Three bees are pretty much the same as one bee in my book, nothing to be bothered about. Still, as I raced over the hills of southern New Hampshire, I could not help but keep stealing glances back. Not wanting to tear my eyes off the road for more than a second–getting in a crash with a backseat full of bees definitely would ruin a good day–I am having trouble discerning if there are now four or five bees back there. They keep buzzing around the corners of the window. After another half hour, though, it is undeniable: there are at least a dozen bees loose.
Well there was not a whole lot I could do about it, so I just drove a bit faster, flinching every time I hit the rumble strip because I was too distracted counting bees in my mirror. Worse yet, my fuel gauge was dangerously low and I could not shake the feeling that the obnoxiously loud low-fuel beep would be at the exact frequency that makes bees go swarming mad. By the time I was forced to pull over to get gas there were at least 40 bees buzzing at an increasingly loud and angry volume. I filled up as quick as I could, brushed off the stray explorers that had ventured up to my seat and got up to speed as quickly as I could, leaving the front windows rolled down to keep a steady blast of air holding them back.
I have no idea how many bees were loose by the time I rolled into the farm (and jumped out of my car). Maybe 60? 70? Too many. Luckily there were still hundreds more in the nuc that my cousin (wearing full bee gear) picked out of my car and deposited in our hive. Even more luckily, I did not get stung…until I was standing by watching the installation process. Then I took one on the ear and the whole side of my face swelled up like a Trump balloon-doll. But that is a small price to pay for increased farm fertility, the promise of future honey, and another chapter in my memoirs.
what do you mean we can’t harvest until next year?

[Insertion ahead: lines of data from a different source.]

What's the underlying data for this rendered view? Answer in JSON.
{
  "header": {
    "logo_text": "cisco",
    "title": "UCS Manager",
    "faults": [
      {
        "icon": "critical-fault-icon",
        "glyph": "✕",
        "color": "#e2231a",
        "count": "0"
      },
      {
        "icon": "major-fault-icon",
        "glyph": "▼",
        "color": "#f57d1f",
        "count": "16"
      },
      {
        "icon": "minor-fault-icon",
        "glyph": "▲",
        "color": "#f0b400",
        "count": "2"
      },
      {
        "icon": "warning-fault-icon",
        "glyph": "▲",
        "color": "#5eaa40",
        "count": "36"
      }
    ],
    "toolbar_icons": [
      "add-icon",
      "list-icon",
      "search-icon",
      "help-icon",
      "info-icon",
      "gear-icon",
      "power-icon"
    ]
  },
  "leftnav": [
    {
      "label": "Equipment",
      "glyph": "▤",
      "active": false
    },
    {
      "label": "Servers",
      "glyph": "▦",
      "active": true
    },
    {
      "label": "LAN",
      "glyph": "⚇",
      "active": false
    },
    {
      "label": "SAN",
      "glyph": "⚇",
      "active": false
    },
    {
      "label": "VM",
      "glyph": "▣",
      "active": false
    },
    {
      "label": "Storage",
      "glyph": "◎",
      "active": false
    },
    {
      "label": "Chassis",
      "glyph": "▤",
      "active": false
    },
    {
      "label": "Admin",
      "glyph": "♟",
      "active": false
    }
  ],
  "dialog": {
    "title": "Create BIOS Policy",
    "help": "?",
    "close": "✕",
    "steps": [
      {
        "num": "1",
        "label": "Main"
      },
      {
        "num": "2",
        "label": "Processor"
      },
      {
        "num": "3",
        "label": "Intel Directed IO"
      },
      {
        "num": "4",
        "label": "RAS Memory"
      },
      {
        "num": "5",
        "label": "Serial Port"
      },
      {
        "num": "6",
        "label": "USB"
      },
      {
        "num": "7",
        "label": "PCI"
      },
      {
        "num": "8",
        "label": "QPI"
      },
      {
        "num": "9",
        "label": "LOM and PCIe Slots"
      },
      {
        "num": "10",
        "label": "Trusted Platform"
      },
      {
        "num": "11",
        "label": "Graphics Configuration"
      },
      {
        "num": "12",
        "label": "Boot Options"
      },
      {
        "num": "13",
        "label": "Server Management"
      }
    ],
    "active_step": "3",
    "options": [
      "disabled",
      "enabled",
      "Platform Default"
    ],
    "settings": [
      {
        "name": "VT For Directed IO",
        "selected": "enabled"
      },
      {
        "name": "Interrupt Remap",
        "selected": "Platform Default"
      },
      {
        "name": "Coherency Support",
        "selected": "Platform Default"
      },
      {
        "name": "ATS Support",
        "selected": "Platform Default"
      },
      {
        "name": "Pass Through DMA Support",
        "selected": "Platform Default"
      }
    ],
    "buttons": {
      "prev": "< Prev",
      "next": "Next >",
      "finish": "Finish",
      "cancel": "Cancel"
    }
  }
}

Most Sundays after Quaker Meeting, I go shopping. That means walking a few yards from the house where we gather at Sunnyfield Farm to the self-serve refrigerator at the farm’s licensed goat dairy. There I pick up a tub of chèvre. A couple of weeks ago I also found jars of feta in the fridge and chose one of those as well. To “check out,” I note my purchases in a spiral-bound notebook that sits on a nearby table and deposit cash or a check in the payment box there.